▶ What you need to do:
Write each line out a second time, exactly as shown below.
(Data extract begins)
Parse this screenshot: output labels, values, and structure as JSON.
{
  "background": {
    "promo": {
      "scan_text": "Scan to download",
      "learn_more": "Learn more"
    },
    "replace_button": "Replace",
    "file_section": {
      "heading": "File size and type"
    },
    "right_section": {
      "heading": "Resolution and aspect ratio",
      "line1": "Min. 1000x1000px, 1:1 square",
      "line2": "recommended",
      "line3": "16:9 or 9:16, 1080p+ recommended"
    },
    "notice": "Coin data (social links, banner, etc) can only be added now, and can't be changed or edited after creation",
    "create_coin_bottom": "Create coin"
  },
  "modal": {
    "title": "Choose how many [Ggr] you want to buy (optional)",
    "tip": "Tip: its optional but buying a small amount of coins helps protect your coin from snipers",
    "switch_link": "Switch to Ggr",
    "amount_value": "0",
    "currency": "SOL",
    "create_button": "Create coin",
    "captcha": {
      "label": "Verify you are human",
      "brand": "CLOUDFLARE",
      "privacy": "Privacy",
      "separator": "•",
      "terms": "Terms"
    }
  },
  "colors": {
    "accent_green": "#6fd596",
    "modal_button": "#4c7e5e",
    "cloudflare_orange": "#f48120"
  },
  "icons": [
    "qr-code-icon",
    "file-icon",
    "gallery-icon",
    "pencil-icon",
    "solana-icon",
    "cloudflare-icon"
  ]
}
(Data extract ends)
▶ Solved problem:
Parse this screenshot: output labels, values, and structure as JSON.
{
  "background": {
    "promo": {
      "scan_text": "Scan to download",
      "learn_more": "Learn more"
    },
    "replace_button": "Replace",
    "file_section": {
      "heading": "File size and type"
    },
    "right_section": {
      "heading": "Resolution and aspect ratio",
      "line1": "Min. 1000x1000px, 1:1 square",
      "line2": "recommended",
      "line3": "16:9 or 9:16, 1080p+ recommended"
    },
    "notice": "Coin data (social links, banner, etc) can only be added now, and can't be changed or edited after creation",
    "create_coin_bottom": "Create coin"
  },
  "modal": {
    "title": "Choose how many [Ggr] you want to buy (optional)",
    "tip": "Tip: its optional but buying a small amount of coins helps protect your coin from snipers",
    "switch_link": "Switch to Ggr",
    "amount_value": "0",
    "currency": "SOL",
    "create_button": "Create coin",
    "captcha": {
      "label": "Verify you are human",
      "brand": "CLOUDFLARE",
      "privacy": "Privacy",
      "separator": "•",
      "terms": "Terms"
    }
  },
  "colors": {
    "accent_green": "#6fd596",
    "modal_button": "#4c7e5e",
    "cloudflare_orange": "#f48120"
  },
  "icons": [
    "qr-code-icon",
    "file-icon",
    "gallery-icon",
    "pencil-icon",
    "solana-icon",
    "cloudflare-icon"
  ]
}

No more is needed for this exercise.